Overturning Roe v. Wade: nearly an impossibility

As the Senate Judiciary hearings for Judge Samuel Alito ended, the abortion debate, namely the chance that the Supreme Court would be open to overturning Roe v. Wade, will be left up in the air until he dons the robe of a Supreme Court justice and bangs the gavel on a related case. Whether Alito is a conservative ideologue or not, it is highly unlikely that Roe v. Wade would be overturned, especially with 33 years of precedence.

The true nature of the debate and Alito’s involvement is not a question of his opinion, but rather if it is even possible to overturn a landmark case with out creating waves that would affect various aspects of the legal system, including other rulings that depended on Roe as settled law.

Roe v. Wade was originally an argument debating whether the U.S. Constitution contained a right to privacy. Many argue that the ruling was a radical interpretation of the Fourth Ammendment and ignored efforts to preserve new human life.

The outcome of the case was used as the basis of many other cases such as Planned Parenthood v. Casey and redefined numerous legal terms and legislation, and became a standard in questioning subsequent Supreme Court nominees, such as Alito.

Many against Alito’s nomination argue that his stance on the Roe v. Wade decision is quite clear citing his proverbial “paper trail” of past rulings and application statments. Regardless of his track record, what matters is how open he will approach future cases which have close relations to Roe v. Wade.

Obviously Alito has a bias, as is the case with anyone- judge or not. However, a judge must possess the ability to overcome such a bias out of obligation to the law which they are sworn in to uphold. Judges are not always perfect in their pursuit of objectivity, but they better be close.

Certainly, the ruling has been molded over the years to fit the needs of today’s society and values. Pregnancy term limits and age restrictions have been introduced among other variable conditions in certain areas of the country. Perhaps the power should lie in the state-wide elections instead of federal law.

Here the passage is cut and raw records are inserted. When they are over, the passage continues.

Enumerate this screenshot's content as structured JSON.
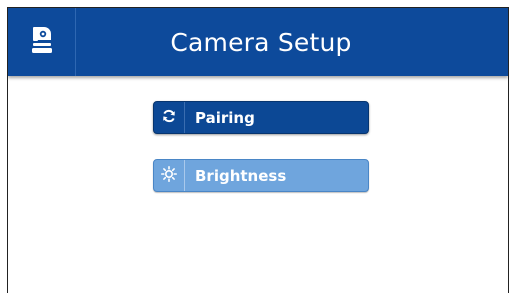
{
  "header": {
    "title": "Camera Setup",
    "icon": "camera-icon",
    "color": "#0d4a9b"
  },
  "menu": {
    "items": [
      {
        "label": "Pairing",
        "icon": "refresh-icon",
        "color": "#0c4895"
      },
      {
        "label": "Brightness",
        "icon": "sun-icon",
        "color": "#6fa5dd"
      }
    ]
  }
}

If Roe v. Wade is ever overturned by the Supreme Court, the laws pertaining to that ruling would further rely on the states, giving the power back to the citizens to decide for themselves whether or not to continue to uphold laws tailored to Roe v. Wade, allowing for a more democratic approach to a widely argued national issue.

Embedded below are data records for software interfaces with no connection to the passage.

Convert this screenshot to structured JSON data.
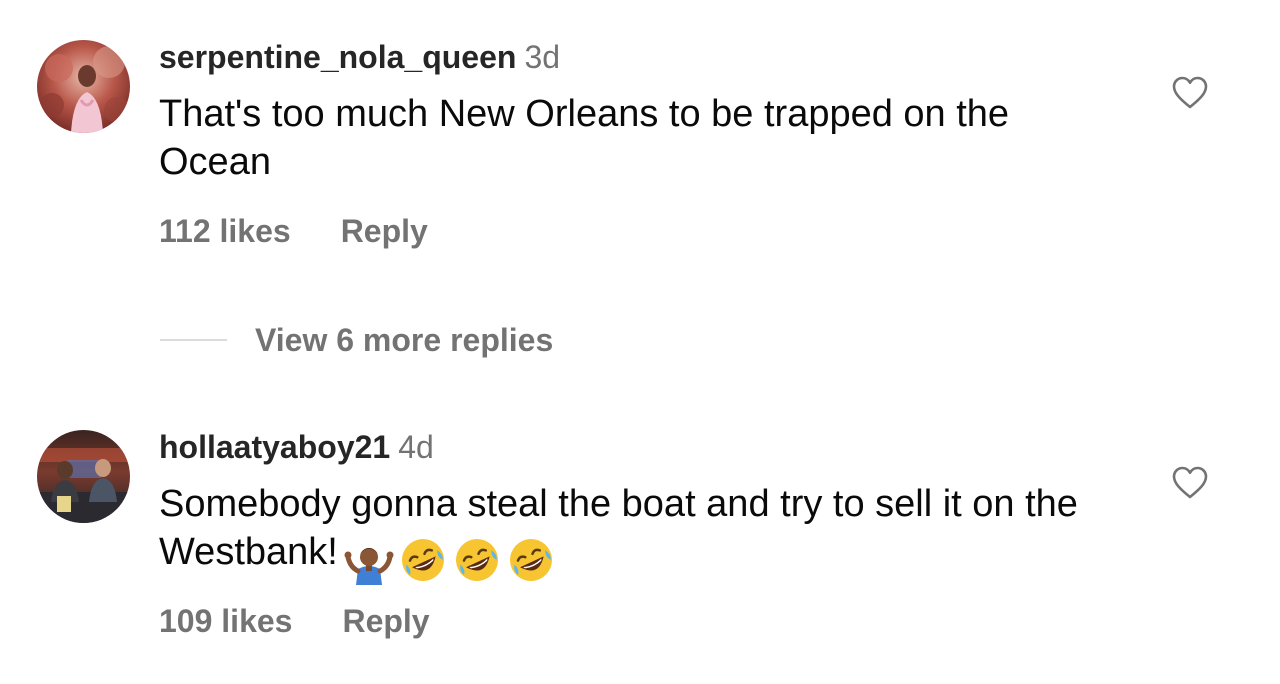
{
  "comments": [
    {
      "username": "serpentine_nola_queen",
      "timestamp": "3d",
      "text": "That's too much New Orleans to be trapped on the Ocean",
      "likes": "112 likes",
      "reply_label": "Reply",
      "liked": false
    },
    {
      "username": "hollaatyaboy21",
      "timestamp": "4d",
      "text": "Somebody gonna steal the boat and try to sell it on the Westbank!",
      "emojis": [
        "shrug-emoji",
        "rofl-emoji",
        "rofl-emoji",
        "rofl-emoji"
      ],
      "likes": "109 likes",
      "reply_label": "Reply",
      "liked": false
    }
  ],
  "view_replies": {
    "label": "View 6 more replies"
  },
  "colors": {
    "secondary_text": "#737373",
    "username": "#262626",
    "divider": "#dbdbdb",
    "heart_outline": "#737373"
  }
}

If an individual state chooses to place as many restrictions as the ruling allows, then so be it. Overturning an entire decision outright, one that has been standing for more than 30 years, would be a lengthy, bitter and unmerciful, process of the reassessing of an extensive legal and heated national debate.